● **Task goal**
Run through the records and show each line that includes the string "аналоги".
--- Data to use Enclosed Below ---
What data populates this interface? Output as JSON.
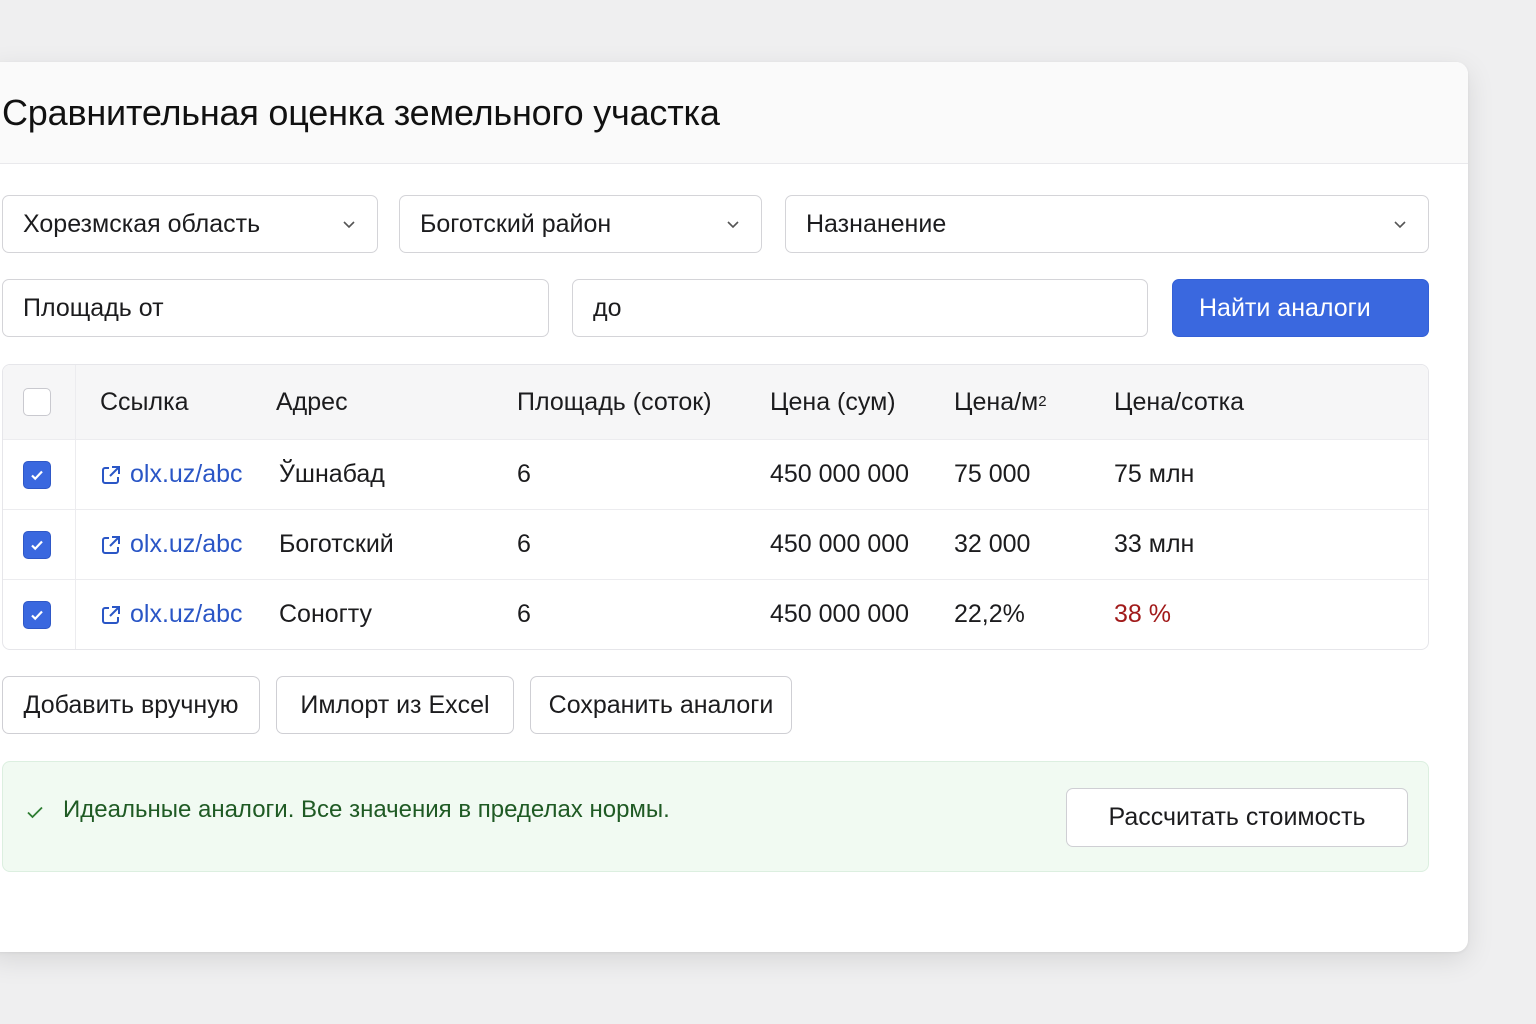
{
  "page": {
    "title": "Сравнительная оценка земельного участка"
  },
  "filters": {
    "region": "Хорезмская область",
    "district": "Боготский район",
    "purpose": "Назнанение",
    "area_from_placeholder": "Площадь от",
    "area_to_placeholder": "до",
    "search_button": "Найти аналоги"
  },
  "table": {
    "headers": {
      "link": "Ссылка",
      "address": "Адрес",
      "area": "Площадь (соток)",
      "price": "Цена (сум)",
      "price_m2": "Цена/м",
      "price_m2_sup": "2",
      "price_sotka": "Цена/сотка"
    },
    "rows": [
      {
        "checked": true,
        "link": "olx.uz/abc",
        "address": "Ўшнабад",
        "area": "6",
        "price": "450 000 000",
        "price_m2": "75 000",
        "price_sotka": "75 млн"
      },
      {
        "checked": true,
        "link": "olx.uz/abc",
        "address": "Боготский",
        "area": "6",
        "price": "450 000 000",
        "price_m2": "32 000",
        "price_sotka": "33 млн"
      },
      {
        "checked": true,
        "link": "olx.uz/abc",
        "address": "Соногту",
        "area": "6",
        "price": "450 000 000",
        "price_m2": "22,2%",
        "price_sotka": "38 %"
      }
    ]
  },
  "actions": {
    "add_manual": "Добавить вручную",
    "import_excel": "Имлорт из Excel",
    "save_analogs": "Сохранить аналоги"
  },
  "status": {
    "message": "Идеальные аналоги. Все значения в пределах нормы.",
    "calculate_button": "Рассчитать стоимость"
  },
  "colors": {
    "accent": "#3a68df",
    "link": "#2a56c6",
    "warning_red": "#a11a1a",
    "success_text": "#1f5a24",
    "success_bg": "#f1faf2"
  }
}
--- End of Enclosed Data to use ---
● **Problem solution**
    "search_button": "Найти аналоги"
    "save_analogs": "Сохранить аналоги"
    "message": "Идеальные аналоги. Все значения в пределах нормы.",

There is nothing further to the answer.